In June of 2013, a young Cuban by the name of Yasiel Puig, made his debut with one of the most awe-inspiring performances in recent memory. A rocket arm, a monster bat and a passion that is infectious from the locker room to the upper decks, all of baseball was asking the same question – “where did Puig come from?”
If you’re not familiar with the made for Hollywood story, I implore you to check out the story of midnight rendezvous’, smugglers, Mexican gangs and lifetime contracts of future earnings.
Naturally, the next question is “why aren’t other teams doing this?”
To understand the why, you’ll have to understand the how and Carl Prine of Sports Illustrated did his homework to give us an even deeper look into the underground smuggling network Puig and many other major league players have been a part of. In Prine’s article, he says that SI was provided a “thick” dossier that was also provided to the FBI.
Before we get into the details of the story, 2015 should be a rather significant year for Dodger fans to remember because Andrew Friedman was hired in October of 2014 and for those of you who don’t remember, a number contracts of “significant members” of the international scouting department were not renewed.
SI’s Prine also shared a document the Dodgers front office put together (in excel of course), which shows the level of detail Friedman and his team were doing to clean house. The following screen shot was a calculator the front office developed to measure the “level of egregious behavior” on display in their Latin American department.
Let’s do a quick recap:
- 2012 (McCourt Era): Dodgers build up their international scouting department with VP of International Development Bob Engle and Patrick Guerrero amongst the hires.
- 2014 (Guggenheim Era): Dodgers hire Andrew Friedman
- 2015 (Guggenheim Era): Dodgers end contracts of significant members of international scouting department in August 2015 including Bob Engle and Patrick Guerrero.
- 2017 (Guggenheim Era): FBI and Sports Illustrated receive a dossier with photographs, contracts, videos, copies of visas, passports and other private communications.
Sources told SI that the probe began when a whistle-blowing MLB insider provided the FBI with information last year during spring training (2017). – SI.com, Carl Prine
Yahoo reported that a federal grand jury has started the process by issuing subpoenas to club officials and other personnel. Phillies manager, Gabe Kapler, was the head of the Dodgers player development from 2015-2017, so his name has been mentioned in investigations.
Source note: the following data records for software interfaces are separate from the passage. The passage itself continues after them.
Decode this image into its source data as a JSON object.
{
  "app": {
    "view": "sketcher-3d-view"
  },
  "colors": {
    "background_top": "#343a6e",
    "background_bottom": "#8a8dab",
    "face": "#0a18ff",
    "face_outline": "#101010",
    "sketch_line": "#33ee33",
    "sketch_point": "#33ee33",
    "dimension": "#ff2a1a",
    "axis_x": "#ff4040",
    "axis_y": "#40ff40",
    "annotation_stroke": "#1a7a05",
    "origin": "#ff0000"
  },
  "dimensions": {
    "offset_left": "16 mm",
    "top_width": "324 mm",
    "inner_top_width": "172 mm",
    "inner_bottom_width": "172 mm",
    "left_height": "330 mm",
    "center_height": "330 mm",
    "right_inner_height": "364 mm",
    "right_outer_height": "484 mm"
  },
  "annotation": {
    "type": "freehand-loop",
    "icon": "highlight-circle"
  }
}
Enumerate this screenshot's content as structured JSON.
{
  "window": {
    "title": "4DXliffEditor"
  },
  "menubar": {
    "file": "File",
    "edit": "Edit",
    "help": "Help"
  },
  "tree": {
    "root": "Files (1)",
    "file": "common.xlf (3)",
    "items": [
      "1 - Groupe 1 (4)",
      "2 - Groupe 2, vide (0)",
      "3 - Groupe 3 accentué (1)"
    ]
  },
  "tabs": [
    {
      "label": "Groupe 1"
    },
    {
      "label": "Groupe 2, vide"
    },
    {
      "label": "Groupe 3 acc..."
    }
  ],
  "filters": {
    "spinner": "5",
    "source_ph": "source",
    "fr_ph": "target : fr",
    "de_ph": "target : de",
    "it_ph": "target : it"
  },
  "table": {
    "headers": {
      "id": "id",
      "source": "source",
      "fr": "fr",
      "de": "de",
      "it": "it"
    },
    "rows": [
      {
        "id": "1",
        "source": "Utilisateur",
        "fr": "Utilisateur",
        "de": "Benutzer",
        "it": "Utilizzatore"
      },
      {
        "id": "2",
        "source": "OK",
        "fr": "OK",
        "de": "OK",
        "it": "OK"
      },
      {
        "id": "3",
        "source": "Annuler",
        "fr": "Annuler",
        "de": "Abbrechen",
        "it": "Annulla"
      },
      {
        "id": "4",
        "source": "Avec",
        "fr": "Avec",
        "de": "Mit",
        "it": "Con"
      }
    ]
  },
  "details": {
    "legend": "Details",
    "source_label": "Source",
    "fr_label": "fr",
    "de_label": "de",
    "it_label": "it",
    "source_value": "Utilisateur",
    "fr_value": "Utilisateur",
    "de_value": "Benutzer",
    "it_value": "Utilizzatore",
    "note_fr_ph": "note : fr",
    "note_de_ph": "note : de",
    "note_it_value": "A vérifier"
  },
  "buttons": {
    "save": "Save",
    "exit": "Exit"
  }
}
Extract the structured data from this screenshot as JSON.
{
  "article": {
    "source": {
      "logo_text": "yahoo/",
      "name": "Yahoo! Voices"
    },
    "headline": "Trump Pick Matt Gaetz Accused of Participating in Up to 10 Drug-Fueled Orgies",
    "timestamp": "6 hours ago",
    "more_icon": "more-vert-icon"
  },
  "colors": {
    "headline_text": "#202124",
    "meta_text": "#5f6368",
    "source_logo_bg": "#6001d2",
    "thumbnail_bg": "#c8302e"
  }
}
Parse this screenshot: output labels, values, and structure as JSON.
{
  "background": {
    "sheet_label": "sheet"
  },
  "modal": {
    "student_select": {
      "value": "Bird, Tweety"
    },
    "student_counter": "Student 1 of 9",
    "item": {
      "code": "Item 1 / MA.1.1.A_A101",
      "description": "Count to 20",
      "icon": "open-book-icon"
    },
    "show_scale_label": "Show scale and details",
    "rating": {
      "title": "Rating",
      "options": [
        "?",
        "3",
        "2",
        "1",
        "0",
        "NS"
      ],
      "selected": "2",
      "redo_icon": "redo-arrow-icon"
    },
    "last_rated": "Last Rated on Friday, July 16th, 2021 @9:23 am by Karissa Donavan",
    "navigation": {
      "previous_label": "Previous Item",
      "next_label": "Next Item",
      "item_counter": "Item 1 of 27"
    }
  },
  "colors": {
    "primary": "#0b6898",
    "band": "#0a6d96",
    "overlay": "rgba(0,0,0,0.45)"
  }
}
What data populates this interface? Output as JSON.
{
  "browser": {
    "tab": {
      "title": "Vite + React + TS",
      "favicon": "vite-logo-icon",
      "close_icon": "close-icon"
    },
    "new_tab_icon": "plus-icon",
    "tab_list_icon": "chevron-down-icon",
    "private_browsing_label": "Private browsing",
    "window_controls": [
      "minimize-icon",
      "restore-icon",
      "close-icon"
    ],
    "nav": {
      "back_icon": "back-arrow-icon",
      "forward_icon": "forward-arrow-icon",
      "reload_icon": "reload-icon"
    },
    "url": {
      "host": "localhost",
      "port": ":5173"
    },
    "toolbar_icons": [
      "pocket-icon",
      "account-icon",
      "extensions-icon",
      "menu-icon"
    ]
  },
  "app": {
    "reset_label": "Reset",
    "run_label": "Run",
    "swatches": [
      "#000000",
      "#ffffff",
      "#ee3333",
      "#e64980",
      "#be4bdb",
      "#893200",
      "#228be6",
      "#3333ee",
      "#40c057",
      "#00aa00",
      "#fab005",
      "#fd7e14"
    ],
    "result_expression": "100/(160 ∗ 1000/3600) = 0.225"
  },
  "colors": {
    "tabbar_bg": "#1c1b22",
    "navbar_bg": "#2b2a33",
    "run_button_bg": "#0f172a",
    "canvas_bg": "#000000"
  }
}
It seems as if the Department of Justice is not commenting as the investigation continues, but this seems to be a story worth following well into the off-season.
What this means for the Dodgers is still unknown, but this level of corruption wouldn’t surprise me coming out of the Frank McCourt Era. It is also worth to note that the Braves and Red Sox are teams who have been recently penalized for similar accusations with a lifetime ban for their former GM, John Coppolella and the voiding of 13 Braves prospects representing the most severe punishment to date.